1. Recognize the Need for Forgiveness: Acknowledge the emotional burden and negative impact that holding onto grudges or resentment can have on your own well-being. Understand that forgiveness is a choice you make for your own peace and freedom.
2. Practice Self-Reflection: Take time to reflect on your own emotions and thoughts surrounding the situation or person you need to forgive. Understand the underlying reasons for your anger, hurt, or resentment and how it may be affecting your life.
3. Shift Your Perspective: Try to see the situation or person from a different perspective. Consider the possibility of their own struggles, insecurities, or mistakes that may have influenced their actions. This can help foster empathy and compassion.
4. Release Expectations: Let go of the desire for an apology or specific outcome. Forgiveness is about freeing yourself from the emotional attachment to the past and accepting that you cannot control the actions or behaviors of others.
5. Engage in Self-Care: Prioritize self-care practices that help you heal and find inner peace. This can include activities such as meditation, journaling, exercise, spending time in nature, or seeking support from loved ones or a therapist.
6. Practice Mindfulness: Cultivate mindfulness by staying present in the current moment rather than dwelling on past grievances. Mindfulness can help you observe your thoughts and emotions without judgment, allowing you to respond to situations with greater clarity and compassion.
7. Set Boundaries: Forgiveness does not mean forgetting or condoning harmful behavior. It’s important to establish healthy boundaries to protect yourself and prevent further harm.
8. Practice Forgiveness Rituals: Consider engaging in forgiveness rituals such as writing a letter to the person you need to forgive (even if you don’t send it), or engaging in forgiveness meditations. These rituals can help you process your emotions and release negative energy.
9. Seek Support: Forgiveness can be a challenging process, so don’t hesitate to seek support from trusted friends, family, or professionals who can provide guidance, understanding, and encouragement along the way.

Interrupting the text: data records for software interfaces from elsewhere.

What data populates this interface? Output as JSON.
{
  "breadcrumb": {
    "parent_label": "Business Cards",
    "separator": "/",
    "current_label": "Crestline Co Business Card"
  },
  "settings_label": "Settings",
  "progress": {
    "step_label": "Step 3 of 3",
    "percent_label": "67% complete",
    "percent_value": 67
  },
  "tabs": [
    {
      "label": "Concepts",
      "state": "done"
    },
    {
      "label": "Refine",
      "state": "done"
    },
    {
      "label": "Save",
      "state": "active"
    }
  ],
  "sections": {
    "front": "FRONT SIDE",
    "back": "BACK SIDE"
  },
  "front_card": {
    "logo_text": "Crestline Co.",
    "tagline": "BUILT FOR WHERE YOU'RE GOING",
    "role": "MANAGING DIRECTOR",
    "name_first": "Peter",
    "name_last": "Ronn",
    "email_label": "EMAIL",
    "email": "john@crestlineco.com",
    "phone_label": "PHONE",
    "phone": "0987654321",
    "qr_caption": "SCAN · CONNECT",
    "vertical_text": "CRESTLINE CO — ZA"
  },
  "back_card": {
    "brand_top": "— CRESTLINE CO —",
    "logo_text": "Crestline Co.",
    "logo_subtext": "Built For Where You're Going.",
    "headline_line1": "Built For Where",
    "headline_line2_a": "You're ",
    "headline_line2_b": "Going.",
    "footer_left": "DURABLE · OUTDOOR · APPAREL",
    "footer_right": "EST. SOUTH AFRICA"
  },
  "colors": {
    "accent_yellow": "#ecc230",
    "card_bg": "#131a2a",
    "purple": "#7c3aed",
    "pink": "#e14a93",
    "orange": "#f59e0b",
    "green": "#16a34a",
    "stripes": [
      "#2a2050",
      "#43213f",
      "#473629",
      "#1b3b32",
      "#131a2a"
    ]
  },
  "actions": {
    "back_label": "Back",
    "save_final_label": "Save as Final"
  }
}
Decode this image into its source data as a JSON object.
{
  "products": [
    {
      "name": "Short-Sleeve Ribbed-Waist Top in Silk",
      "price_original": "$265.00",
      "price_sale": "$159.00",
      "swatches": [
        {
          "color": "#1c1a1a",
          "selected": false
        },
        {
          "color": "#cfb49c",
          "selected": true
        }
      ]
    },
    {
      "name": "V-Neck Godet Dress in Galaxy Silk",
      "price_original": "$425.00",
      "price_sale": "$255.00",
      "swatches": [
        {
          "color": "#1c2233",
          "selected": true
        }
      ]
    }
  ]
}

Remember, forgiveness is a personal journey that takes time and effort. Be patient and kind to yourself as you navigate through the process, and celebrate each step towards cultivating forgiveness in your own life.